    by Stella Kachur, Wed, 27 Mar 2019
  • This is exactly my experience. The local feed store had some on sale so I thought I'd try some. Actually I was shocked at how it is avoided, and I've been feeding birds for more than 40 years. I suppose I've never had it out as the ONLY food source, but when I put it out along with the blackoil, peanuts, cracked corn and suet cakes, absolutely nothing would touch it. Even when I dumped some on the ground the rabbits wouldn't eat it, nor would the squirrels. Eventually some turkeys and deer ate some--when they could find nothing else underneath the other feeders.

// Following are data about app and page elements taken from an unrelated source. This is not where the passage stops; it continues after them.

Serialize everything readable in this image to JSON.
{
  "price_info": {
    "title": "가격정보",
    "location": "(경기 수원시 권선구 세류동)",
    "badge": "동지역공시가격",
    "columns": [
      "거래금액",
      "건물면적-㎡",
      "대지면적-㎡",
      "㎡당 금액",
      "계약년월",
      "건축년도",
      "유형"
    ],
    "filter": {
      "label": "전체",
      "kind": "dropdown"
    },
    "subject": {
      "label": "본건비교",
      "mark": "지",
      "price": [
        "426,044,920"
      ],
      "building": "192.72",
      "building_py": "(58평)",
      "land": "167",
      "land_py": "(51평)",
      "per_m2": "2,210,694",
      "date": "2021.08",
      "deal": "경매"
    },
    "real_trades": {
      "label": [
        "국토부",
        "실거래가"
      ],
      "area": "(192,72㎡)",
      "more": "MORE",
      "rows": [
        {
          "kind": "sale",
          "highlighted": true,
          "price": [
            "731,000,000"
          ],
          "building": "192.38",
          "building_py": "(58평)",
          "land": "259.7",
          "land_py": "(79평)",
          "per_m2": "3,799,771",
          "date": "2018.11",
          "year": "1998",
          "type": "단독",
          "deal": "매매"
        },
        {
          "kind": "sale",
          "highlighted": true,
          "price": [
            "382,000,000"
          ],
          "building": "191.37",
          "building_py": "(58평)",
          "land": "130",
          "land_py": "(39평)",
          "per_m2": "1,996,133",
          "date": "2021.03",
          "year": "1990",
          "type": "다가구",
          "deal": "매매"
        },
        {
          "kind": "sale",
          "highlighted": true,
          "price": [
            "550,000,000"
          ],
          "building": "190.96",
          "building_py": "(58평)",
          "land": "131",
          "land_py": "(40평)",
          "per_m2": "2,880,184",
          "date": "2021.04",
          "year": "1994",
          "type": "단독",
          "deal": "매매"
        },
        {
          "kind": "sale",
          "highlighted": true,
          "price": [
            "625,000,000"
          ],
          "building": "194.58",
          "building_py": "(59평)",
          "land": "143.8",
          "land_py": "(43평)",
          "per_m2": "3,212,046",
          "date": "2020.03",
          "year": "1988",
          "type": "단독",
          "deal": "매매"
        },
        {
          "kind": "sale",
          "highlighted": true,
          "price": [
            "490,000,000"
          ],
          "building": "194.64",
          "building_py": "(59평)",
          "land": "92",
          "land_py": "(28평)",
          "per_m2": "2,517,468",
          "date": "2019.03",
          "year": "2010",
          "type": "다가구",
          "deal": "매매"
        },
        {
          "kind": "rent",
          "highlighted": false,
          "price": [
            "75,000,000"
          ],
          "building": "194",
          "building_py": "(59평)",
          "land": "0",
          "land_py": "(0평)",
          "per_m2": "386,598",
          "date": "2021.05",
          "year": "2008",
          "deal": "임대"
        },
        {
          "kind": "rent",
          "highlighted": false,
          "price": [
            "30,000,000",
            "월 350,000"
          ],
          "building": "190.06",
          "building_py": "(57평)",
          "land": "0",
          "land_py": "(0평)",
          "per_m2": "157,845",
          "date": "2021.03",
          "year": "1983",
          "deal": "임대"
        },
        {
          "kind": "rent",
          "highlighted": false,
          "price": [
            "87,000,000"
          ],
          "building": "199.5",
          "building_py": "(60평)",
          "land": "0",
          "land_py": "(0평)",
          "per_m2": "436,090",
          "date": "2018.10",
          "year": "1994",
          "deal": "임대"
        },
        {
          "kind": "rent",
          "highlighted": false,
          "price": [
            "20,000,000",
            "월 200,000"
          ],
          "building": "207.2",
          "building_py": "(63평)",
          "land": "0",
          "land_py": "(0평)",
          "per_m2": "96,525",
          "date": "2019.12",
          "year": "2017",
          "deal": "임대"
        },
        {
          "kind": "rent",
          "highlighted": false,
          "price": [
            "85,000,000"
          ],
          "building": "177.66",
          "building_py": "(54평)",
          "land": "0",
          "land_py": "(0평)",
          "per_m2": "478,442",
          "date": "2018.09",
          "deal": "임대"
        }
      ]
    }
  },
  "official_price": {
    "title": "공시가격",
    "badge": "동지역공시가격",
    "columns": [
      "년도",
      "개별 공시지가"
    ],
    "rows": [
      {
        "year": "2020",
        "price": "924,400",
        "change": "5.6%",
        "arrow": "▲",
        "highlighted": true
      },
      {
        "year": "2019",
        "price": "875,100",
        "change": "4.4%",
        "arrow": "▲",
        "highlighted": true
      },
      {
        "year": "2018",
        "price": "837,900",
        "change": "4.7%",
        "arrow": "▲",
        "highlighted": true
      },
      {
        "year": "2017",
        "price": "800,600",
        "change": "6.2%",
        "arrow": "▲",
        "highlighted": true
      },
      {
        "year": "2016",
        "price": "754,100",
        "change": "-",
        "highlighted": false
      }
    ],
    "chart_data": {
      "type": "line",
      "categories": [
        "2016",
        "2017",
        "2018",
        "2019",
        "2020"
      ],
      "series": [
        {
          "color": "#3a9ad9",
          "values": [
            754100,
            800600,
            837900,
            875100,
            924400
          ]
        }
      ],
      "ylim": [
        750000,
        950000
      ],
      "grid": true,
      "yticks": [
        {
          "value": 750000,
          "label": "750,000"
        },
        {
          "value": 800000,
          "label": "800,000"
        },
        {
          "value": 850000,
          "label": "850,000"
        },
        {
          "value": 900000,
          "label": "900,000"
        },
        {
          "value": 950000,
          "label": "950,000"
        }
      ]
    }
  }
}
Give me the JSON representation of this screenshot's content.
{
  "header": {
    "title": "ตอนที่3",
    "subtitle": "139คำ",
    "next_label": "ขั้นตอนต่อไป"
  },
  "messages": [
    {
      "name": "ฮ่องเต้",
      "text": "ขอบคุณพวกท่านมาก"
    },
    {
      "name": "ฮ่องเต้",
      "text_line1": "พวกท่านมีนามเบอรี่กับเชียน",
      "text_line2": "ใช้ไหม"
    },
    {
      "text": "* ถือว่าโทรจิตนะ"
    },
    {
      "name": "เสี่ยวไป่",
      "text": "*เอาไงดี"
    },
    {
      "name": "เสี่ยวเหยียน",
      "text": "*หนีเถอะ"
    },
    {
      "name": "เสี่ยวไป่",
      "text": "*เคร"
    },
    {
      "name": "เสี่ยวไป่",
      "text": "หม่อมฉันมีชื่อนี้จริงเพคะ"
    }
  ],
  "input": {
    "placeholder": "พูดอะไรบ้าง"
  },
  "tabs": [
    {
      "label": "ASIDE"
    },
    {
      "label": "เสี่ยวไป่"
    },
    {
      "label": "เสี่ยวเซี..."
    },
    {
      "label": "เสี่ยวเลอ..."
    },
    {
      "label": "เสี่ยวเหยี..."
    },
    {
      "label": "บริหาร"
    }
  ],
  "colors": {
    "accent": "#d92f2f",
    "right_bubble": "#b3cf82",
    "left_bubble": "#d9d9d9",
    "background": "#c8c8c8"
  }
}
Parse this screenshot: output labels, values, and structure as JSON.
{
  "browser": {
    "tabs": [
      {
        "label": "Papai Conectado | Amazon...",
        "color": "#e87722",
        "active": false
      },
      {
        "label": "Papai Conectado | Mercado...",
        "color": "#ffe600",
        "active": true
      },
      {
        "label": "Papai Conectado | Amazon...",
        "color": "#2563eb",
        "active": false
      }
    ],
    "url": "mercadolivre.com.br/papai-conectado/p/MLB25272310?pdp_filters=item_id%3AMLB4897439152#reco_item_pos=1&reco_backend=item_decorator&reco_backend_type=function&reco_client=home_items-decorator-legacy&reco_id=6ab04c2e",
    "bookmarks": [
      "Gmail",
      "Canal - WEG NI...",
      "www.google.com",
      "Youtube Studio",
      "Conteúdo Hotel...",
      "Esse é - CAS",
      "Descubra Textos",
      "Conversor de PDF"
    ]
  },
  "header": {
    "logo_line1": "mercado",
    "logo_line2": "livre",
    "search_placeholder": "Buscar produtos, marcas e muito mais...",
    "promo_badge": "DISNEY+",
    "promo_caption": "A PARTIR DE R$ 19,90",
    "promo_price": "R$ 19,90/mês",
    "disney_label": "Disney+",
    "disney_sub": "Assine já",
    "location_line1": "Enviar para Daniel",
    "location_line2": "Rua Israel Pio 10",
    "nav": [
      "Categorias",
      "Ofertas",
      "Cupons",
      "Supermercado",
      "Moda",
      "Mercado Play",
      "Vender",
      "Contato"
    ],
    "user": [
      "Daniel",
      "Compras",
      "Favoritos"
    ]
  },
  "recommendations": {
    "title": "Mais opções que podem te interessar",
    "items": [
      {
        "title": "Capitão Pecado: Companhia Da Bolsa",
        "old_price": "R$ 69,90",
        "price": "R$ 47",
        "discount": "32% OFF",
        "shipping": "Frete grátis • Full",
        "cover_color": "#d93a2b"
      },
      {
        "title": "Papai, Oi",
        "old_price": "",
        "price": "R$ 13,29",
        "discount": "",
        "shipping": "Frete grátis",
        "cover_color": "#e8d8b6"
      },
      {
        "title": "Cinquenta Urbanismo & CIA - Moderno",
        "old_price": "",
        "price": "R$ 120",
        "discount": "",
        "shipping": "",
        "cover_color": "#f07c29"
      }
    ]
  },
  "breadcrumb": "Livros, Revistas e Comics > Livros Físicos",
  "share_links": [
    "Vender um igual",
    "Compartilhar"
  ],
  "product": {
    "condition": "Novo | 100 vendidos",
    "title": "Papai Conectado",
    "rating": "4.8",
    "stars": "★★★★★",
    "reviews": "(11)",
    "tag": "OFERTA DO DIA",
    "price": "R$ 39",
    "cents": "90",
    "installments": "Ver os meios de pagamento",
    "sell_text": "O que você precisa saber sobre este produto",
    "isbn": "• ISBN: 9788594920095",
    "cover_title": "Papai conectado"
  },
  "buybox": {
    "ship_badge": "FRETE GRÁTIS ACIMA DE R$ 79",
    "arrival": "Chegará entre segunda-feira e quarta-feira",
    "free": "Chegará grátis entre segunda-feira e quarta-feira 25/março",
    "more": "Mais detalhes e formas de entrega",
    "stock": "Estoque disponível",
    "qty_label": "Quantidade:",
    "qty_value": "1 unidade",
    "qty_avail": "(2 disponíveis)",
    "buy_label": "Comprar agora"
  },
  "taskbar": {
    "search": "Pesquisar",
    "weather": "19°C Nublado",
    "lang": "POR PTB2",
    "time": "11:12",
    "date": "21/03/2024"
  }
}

But even they left plenty on the ground which they NEVER do with cracked corn, sunflower, etc.Every person should try some if they're inclined and decide for themselves since every situation may be a bit different, but for me/my species, safflower is a big no.
    by Colin Croft, Sun, 03 Mar 2019
  • I have questions about the Zick Dough? It says not to use in cold weather. It is still in the 40s here. Too soon? How long should I expect a supply to last? And, use a tray feeder? Thanks.
    by martindf, Sun, 25 Nov 2018
  • Glad I found this. I'm a snowbird and was worried about all the birds that come to feed at my birdfeeder. I have Cardinals, sparrows, doves, Blue Jays, chickadees. I hope they'll find food elsewhere while I'm gone.
    by Donna, Sat, 03 Nov 2018